(Dataset rows for apps and sites)
•••

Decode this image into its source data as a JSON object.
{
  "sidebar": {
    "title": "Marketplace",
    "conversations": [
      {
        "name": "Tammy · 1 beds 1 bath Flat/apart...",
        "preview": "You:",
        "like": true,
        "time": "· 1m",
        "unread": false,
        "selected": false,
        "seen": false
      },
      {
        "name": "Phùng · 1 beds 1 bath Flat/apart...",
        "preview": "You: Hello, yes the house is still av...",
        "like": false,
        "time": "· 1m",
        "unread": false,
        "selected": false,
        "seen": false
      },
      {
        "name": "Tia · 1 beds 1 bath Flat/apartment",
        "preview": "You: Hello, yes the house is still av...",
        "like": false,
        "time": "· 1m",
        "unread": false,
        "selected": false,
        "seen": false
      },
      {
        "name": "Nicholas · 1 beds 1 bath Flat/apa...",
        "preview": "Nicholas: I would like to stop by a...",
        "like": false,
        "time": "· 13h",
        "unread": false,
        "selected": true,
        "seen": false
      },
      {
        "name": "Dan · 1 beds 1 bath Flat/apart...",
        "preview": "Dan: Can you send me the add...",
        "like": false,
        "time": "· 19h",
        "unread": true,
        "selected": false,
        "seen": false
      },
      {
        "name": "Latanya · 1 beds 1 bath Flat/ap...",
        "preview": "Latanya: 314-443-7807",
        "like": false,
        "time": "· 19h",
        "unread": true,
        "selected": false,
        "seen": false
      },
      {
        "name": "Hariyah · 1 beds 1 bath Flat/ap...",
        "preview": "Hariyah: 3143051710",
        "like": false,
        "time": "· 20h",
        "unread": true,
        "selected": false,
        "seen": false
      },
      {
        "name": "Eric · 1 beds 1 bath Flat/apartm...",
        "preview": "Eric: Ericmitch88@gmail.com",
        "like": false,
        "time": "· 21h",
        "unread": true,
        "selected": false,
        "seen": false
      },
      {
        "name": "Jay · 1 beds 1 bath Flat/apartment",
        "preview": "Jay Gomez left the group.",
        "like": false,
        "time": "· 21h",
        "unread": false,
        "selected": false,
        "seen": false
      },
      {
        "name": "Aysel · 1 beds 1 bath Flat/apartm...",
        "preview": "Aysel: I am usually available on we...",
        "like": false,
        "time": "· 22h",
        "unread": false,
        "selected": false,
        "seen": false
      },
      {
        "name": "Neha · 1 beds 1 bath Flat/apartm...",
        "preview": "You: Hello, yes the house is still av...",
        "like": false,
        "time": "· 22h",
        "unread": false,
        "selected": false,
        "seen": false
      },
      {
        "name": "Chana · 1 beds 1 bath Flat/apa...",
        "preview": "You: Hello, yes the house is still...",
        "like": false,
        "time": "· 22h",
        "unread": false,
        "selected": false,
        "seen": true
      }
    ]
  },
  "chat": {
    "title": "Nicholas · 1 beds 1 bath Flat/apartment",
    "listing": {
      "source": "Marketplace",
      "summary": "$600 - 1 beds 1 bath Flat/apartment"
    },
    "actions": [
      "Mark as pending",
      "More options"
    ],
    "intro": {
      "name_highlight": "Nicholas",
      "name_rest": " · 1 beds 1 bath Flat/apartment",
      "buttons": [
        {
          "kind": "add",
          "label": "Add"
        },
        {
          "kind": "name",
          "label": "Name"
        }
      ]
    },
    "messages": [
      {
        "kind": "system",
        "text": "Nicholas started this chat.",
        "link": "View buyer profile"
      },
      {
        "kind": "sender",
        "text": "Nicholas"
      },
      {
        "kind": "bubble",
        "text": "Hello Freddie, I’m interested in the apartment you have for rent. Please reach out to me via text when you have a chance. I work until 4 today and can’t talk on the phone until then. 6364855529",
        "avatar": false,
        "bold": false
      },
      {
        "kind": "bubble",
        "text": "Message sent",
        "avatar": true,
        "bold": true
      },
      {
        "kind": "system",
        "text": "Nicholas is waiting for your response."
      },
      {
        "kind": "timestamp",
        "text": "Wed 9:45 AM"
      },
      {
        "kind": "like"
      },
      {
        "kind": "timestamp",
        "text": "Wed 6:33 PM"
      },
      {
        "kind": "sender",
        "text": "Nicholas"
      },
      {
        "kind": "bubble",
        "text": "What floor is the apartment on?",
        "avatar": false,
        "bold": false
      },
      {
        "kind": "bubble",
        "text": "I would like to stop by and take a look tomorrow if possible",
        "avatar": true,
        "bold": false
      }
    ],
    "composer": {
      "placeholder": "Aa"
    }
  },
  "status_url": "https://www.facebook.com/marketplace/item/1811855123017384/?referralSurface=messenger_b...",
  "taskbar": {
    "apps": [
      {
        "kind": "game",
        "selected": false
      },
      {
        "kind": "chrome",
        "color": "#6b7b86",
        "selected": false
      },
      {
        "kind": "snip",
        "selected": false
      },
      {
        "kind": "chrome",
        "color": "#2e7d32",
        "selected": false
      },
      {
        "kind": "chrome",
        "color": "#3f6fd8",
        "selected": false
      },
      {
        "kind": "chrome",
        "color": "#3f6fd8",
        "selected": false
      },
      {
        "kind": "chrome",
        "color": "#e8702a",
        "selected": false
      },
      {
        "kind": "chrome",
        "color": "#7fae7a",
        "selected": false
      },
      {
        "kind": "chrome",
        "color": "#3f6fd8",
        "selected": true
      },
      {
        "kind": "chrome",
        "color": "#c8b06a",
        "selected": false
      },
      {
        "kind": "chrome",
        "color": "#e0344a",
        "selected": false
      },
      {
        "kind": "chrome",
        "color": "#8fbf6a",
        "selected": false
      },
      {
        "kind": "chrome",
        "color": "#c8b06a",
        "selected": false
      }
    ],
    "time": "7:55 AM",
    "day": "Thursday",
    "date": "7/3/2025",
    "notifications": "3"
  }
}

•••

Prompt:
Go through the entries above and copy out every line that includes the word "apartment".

Solution for this task:
        "name": "Tia · 1 beds 1 bath Flat/apartment",
        "name": "Jay · 1 beds 1 bath Flat/apartment",
    "title": "Nicholas · 1 beds 1 bath Flat/apartment",
      "summary": "$600 - 1 beds 1 bath Flat/apartment"
      "name_rest": " · 1 beds 1 bath Flat/apartment",
        "text": "Hello Freddie, I’m interested in the apartment you have for rent. Please reach out to me via text when you have a chance. I work until 4 today and can’t talk on the phone until then. 6364855529",
        "text": "What floor is the apartment on?",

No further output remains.